═══ SOURCE DATA ═══

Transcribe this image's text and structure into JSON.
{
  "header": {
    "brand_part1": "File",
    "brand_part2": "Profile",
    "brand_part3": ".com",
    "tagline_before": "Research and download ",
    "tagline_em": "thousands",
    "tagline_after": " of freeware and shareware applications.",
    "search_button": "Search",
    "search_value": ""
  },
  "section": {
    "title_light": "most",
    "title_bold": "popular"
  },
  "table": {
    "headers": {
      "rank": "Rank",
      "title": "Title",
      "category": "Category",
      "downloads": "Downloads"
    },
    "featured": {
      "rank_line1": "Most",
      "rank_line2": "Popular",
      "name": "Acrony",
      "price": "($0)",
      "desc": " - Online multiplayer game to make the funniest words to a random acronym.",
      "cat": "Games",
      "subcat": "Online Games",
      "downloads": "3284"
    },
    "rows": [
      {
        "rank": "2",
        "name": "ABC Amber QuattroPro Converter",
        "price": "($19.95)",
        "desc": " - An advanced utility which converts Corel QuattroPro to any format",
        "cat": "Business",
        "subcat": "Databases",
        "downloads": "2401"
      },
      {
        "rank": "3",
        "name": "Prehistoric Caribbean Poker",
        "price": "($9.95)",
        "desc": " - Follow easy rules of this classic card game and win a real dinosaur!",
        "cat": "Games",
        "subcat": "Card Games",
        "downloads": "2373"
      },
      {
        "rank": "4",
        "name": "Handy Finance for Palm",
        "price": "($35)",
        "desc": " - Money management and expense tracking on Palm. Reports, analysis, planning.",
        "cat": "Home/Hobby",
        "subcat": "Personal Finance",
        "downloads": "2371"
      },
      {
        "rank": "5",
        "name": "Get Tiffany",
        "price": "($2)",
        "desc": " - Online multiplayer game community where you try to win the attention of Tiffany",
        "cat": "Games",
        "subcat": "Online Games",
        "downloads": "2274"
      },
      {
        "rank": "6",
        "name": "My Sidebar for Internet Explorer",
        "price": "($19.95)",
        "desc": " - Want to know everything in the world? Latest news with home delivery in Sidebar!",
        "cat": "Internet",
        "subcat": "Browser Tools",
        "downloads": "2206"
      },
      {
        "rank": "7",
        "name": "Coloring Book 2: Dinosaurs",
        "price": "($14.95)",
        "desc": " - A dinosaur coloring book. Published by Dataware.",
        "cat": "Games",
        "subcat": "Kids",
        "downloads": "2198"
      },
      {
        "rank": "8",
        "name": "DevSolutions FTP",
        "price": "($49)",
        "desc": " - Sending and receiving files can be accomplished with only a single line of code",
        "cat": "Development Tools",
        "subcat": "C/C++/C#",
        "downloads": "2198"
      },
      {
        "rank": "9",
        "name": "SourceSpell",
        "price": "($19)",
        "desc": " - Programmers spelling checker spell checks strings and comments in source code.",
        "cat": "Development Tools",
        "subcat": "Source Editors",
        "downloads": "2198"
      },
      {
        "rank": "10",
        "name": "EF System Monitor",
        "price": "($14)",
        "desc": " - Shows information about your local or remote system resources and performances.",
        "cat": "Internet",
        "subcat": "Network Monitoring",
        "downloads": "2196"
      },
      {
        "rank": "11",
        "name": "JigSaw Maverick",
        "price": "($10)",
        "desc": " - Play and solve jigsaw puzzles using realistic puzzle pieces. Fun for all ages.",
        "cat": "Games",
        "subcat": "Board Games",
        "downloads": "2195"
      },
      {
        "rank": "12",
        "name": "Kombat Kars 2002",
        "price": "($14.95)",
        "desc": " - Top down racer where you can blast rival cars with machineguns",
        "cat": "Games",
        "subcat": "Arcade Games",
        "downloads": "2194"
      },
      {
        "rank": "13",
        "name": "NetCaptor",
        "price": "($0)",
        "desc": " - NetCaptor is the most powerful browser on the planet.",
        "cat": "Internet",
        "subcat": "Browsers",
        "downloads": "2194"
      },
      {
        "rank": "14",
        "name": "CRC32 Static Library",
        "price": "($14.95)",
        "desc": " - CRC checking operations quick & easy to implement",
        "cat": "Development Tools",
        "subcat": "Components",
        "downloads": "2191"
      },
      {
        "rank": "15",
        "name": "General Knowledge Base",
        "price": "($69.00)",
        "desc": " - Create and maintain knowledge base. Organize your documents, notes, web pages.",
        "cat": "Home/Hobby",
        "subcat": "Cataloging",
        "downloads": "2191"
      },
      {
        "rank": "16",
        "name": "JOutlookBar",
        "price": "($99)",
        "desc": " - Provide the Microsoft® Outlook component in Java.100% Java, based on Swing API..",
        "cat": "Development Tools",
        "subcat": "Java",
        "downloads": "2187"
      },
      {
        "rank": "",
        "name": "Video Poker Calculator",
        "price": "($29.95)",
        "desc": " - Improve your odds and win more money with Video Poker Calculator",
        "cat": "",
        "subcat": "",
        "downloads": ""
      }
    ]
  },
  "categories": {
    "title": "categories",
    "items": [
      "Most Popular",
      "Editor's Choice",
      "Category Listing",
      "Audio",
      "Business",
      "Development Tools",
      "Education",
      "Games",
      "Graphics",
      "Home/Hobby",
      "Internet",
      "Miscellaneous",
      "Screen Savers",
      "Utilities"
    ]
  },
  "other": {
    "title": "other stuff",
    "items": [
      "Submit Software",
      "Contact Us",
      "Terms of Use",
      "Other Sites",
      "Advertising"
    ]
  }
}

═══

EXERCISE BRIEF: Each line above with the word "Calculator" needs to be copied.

EXERCISE OUTPUT:
        "name": "Video Poker Calculator",
        "desc": " - Improve your odds and win more money with Video Poker Calculator",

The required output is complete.